The previous regulations at Wimbledon strictly prohibited any competitors from wearing colors other than white. However, after protests by campaigners from Address The Dress Code and discussions with players like British tennis star Alicia Barnett, who expressed the stress of playing in all-white attire, a new rule was introduced. Players are now allowed to choose the color of their underwear, providing much-needed relief for female athletes who have had to deal with the added pressure of managing their periods while competing on such a big stage.
British player Heather Watson, who has been vocal about the impact of periods on female athletes, expressed her happiness with the rule change. In an interview with Sky News, Watson stated that she is open about her period and believes it should not be a taboo subject. She shared her experience of having to take medication to stop bleeding during Wimbledon last year to comply with the all-white clothing rule. With the new underwear rule, Watson and other female players can now focus on their performance without the added worry and embarrassment.
American player Coco Gauff also welcomed the rule change, sharing her own experience of competing while on her period. Gauff emphasized the stress and anxiety that come with managing periods during matches and expressed relief that this topic is no longer taboo. The seventh seed believes that the new rule will remove a lot of stress and allow female players to perform at their best without unnecessary distractions.
While the majority of players and advocates have praised the new rule, not all have embraced it. Ons Jabeur, the world number six on the WTA tour, voiced concerns about the potential consequences of wearing colored underwear. She questioned whether it would be better to not be paranoid about period leaks and whether the new rule might inadvertently draw more attention to the issue. Despite her reservations, Jabeur acknowledged Wimbledon’s efforts to make female players more comfortable on the court.

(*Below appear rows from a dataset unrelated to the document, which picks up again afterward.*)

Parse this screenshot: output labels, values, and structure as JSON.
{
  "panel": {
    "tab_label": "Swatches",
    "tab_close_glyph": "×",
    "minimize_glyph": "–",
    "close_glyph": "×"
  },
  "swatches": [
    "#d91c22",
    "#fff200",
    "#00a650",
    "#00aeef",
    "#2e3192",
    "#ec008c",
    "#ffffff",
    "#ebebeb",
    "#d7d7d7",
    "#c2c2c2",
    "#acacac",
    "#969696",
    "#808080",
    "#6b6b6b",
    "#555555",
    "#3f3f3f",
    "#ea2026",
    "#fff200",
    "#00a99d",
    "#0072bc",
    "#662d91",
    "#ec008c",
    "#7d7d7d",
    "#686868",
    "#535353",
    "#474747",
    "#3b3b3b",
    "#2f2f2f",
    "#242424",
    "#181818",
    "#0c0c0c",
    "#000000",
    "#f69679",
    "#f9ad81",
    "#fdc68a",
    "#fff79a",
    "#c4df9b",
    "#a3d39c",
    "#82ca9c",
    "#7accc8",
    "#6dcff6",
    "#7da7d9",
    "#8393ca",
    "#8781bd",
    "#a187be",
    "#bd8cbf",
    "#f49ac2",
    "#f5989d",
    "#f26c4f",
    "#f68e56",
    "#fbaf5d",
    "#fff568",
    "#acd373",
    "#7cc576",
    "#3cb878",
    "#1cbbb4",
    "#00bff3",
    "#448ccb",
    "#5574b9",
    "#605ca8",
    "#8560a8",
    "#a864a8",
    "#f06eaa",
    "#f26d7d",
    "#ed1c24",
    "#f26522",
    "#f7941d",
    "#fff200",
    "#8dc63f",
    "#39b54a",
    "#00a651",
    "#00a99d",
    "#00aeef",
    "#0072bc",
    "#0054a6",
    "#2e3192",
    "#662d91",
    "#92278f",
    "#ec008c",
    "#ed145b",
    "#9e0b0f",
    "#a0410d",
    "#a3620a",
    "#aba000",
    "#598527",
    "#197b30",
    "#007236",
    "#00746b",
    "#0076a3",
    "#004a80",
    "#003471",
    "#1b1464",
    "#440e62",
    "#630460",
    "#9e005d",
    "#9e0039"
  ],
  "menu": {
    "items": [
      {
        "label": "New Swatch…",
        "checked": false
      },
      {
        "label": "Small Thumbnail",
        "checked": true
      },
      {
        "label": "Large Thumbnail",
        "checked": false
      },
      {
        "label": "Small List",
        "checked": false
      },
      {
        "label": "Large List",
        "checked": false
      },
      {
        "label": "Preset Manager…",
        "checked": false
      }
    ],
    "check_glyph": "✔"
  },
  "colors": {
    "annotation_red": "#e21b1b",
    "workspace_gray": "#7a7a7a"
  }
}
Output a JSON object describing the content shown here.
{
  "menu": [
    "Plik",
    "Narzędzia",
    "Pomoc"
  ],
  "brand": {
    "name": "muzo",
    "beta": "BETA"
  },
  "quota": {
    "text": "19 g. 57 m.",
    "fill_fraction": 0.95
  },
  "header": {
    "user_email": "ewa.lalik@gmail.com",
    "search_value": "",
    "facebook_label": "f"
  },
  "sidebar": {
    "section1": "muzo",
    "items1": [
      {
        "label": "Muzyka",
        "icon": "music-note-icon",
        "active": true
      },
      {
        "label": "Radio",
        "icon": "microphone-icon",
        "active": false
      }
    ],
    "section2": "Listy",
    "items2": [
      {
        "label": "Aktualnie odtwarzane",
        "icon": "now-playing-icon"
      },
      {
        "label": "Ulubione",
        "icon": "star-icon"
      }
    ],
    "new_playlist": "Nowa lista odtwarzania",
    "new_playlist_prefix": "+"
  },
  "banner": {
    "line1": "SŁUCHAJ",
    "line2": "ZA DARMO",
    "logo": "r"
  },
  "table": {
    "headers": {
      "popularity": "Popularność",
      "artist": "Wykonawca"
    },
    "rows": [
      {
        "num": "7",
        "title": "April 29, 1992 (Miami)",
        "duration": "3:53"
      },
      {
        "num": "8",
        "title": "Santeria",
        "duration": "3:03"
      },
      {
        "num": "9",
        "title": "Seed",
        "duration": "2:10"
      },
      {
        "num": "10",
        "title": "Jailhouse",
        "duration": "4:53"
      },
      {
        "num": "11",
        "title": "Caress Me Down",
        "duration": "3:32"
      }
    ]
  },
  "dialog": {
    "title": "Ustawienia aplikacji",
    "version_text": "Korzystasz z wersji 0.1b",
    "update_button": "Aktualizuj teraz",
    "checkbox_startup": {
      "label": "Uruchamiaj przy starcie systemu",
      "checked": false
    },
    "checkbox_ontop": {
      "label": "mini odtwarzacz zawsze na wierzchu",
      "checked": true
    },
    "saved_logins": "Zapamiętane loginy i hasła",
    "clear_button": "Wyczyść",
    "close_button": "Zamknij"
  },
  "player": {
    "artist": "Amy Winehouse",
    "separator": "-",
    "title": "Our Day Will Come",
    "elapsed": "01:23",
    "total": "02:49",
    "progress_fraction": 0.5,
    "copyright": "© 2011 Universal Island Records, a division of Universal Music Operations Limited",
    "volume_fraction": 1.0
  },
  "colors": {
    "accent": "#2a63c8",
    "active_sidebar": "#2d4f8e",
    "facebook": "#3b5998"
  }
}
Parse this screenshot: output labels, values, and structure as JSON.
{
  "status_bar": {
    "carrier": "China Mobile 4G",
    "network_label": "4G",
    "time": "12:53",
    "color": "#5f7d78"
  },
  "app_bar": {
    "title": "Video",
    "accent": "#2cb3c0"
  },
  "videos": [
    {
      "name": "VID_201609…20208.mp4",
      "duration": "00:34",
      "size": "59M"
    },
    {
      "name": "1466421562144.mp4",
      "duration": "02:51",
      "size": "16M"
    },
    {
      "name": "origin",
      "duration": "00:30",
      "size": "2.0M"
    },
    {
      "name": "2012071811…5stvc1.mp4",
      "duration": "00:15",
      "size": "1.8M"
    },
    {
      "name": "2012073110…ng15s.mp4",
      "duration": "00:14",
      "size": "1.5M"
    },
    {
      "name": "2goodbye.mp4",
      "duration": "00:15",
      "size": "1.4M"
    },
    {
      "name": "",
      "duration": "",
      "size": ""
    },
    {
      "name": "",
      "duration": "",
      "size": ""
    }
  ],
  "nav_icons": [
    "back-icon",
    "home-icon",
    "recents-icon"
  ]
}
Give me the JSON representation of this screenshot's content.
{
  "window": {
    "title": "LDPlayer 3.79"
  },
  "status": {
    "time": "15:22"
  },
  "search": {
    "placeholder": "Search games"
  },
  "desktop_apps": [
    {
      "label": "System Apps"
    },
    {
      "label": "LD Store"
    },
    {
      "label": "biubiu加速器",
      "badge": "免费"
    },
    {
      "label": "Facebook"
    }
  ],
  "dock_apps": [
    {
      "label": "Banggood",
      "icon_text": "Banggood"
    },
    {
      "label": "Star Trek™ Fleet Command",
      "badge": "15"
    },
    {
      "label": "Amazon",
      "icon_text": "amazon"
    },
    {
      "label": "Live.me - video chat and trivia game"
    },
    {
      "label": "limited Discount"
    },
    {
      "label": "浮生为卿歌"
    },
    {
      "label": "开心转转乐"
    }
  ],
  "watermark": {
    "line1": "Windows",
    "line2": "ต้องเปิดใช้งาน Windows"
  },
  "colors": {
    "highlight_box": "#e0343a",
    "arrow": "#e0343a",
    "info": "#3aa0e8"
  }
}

The rule change regarding underwear color at Wimbledon this year reflects a growing recognition of the unique challenges faced by female athletes. By allowing players to choose their preferred color, the tournament organizers have shown a commitment to creating a more inclusive and supportive environment for women in tennis. This change not only helps alleviate period-related concerns but also promotes open discussions about menstruation, further breaking down taboos surrounding this natural aspect of women’s lives.